Basic liability standards, immunity standards, and First Amendment standards all combine to shape platform regulation…. A predictable consequence of laws that hold platforms liable or potentially liable for user speech is that platforms will, out of caution, remove both unlawful and lawful material in order to protect themselves. As the Supreme Court has noted in cases about movie theaters and video distributors, speech intermediaries can be chilled more easily than ordinary speakers and publishers. Platforms generally have less motivation to defend users' speech than users themselves do, and less ability to ascertain legally relevant facts. As recognized in a midcentury Supreme Court case about bookstores, Smith v. California, this can be a problem of constitutional dimension. Smith struck down a law that held bookstores strictly liable for obscene books, noting that such unbounded liability would foreseeably lead booksellers to err on the side of caution and "restrict the public's access to forms of the printed word which the State could not constitutionally suppress directly." The resulting "censorship affecting the whole public" would be attributable to state action, and "hardly less virulent for being privately administered."

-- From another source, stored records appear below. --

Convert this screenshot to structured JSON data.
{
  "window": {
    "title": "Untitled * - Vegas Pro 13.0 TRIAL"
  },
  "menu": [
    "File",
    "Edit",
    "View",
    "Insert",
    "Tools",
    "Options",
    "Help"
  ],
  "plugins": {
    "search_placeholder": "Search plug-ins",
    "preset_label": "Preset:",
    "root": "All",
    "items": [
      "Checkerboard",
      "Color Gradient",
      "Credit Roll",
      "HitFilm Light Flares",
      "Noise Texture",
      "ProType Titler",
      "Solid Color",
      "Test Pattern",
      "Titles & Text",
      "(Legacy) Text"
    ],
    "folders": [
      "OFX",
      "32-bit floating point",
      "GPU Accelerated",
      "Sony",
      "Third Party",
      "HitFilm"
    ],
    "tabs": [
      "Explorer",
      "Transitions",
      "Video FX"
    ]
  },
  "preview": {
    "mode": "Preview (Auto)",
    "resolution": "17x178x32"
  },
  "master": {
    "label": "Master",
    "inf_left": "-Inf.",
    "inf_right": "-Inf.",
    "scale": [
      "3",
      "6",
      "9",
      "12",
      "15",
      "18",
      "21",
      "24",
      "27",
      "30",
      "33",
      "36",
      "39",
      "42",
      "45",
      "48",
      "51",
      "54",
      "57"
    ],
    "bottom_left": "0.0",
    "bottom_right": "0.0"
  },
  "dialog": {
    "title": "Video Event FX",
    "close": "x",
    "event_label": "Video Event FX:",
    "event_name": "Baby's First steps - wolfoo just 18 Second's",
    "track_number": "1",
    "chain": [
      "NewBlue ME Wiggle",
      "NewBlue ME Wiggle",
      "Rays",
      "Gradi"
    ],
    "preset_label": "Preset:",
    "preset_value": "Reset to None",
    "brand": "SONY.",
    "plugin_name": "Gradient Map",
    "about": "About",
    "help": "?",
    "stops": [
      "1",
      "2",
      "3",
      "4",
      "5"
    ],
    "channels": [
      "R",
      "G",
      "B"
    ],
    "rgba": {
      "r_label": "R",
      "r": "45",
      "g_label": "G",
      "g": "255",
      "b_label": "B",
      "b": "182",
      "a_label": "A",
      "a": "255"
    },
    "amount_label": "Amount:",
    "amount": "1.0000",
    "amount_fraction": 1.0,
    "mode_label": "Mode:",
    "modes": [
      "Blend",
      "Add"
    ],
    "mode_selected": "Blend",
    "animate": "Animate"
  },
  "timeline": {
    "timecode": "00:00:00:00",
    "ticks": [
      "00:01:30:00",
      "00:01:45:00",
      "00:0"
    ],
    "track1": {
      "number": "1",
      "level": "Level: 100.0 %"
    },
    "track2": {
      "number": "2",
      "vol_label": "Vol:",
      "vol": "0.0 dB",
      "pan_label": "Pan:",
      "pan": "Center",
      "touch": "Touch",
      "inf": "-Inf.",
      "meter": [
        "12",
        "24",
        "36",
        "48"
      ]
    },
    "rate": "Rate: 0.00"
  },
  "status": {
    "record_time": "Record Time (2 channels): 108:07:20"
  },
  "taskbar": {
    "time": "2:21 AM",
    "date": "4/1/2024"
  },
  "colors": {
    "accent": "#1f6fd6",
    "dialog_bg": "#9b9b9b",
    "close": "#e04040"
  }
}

In Taamneh, the Court steered well clear of examining these First Amendment issues by rejecting plaintiffs' claims under basic tort law. That doesn't always work, though—as at least one amicus brief pointed out, and as I will discuss here. Courts' resolutions of claims like the one in Taamneh can shape both platforms' editorial policies and users' opportunities to speak. As a result, free expression considerations can in turn play a structuring role when courts interpret the elements of such tort claims.